_Requirement_
The job is to find each line of the records below that includes the word "Black" and copy it.

[Extracted records Boundary: Start]

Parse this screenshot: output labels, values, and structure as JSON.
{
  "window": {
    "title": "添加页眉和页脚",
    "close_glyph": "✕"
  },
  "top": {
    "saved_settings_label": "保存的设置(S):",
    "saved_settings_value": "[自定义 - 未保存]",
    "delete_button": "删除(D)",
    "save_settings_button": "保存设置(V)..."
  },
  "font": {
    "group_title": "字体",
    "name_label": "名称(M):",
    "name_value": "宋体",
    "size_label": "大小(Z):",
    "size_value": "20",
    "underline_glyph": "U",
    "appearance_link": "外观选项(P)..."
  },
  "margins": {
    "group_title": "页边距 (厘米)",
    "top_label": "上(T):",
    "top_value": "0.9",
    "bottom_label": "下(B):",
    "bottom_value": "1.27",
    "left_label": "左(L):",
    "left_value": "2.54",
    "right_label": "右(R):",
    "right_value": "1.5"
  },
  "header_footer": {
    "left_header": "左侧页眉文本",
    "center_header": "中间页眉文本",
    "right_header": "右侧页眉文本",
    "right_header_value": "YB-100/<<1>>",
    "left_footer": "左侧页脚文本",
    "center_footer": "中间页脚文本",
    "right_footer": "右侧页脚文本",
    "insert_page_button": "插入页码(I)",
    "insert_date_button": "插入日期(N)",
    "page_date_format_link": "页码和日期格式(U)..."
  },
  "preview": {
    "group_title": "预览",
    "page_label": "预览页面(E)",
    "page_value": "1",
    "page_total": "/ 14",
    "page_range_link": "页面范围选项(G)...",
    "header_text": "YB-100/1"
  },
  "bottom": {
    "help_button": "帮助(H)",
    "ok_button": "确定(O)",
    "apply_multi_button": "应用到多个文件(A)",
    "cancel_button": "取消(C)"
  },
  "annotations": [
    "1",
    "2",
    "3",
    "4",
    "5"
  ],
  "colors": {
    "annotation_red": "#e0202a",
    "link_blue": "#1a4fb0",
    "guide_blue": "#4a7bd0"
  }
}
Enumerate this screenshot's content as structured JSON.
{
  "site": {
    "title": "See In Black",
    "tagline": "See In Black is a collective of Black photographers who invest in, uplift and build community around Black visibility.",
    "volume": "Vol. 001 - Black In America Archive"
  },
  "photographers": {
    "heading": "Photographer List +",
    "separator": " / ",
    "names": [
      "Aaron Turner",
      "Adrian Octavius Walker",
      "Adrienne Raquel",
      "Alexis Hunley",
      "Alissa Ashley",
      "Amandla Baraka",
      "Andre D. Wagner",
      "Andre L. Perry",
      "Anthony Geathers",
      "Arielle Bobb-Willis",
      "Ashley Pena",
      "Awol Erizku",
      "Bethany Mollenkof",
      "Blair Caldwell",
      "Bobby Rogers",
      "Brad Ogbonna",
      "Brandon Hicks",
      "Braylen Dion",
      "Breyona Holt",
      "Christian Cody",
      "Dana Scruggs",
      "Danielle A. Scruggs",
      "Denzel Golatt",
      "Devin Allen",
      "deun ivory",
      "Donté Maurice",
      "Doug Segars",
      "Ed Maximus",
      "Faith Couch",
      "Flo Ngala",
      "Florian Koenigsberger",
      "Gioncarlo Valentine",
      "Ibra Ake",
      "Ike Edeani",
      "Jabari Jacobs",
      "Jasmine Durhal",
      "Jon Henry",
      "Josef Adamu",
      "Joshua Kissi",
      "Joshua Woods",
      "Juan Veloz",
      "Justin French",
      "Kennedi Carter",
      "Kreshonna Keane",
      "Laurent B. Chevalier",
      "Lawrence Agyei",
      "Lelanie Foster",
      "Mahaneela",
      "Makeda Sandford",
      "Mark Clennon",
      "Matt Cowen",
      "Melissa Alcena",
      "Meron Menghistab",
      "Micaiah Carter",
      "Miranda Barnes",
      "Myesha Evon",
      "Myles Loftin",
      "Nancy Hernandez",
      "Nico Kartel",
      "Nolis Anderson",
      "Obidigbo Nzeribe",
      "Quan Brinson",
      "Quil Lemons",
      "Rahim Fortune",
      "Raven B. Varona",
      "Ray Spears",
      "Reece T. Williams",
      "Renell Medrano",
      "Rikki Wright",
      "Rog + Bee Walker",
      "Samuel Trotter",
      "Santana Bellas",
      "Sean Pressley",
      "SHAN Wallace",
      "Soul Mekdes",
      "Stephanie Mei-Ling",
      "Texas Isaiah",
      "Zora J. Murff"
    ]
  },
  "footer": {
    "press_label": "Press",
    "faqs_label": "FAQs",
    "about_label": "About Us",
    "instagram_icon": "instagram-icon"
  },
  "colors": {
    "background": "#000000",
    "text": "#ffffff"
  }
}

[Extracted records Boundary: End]

_Solution for this task_
    "title": "See In Black",
    "tagline": "See In Black is a collective of Black photographers who invest in, uplift and build community around Black visibility.",
    "volume": "Vol. 001 - Black In America Archive"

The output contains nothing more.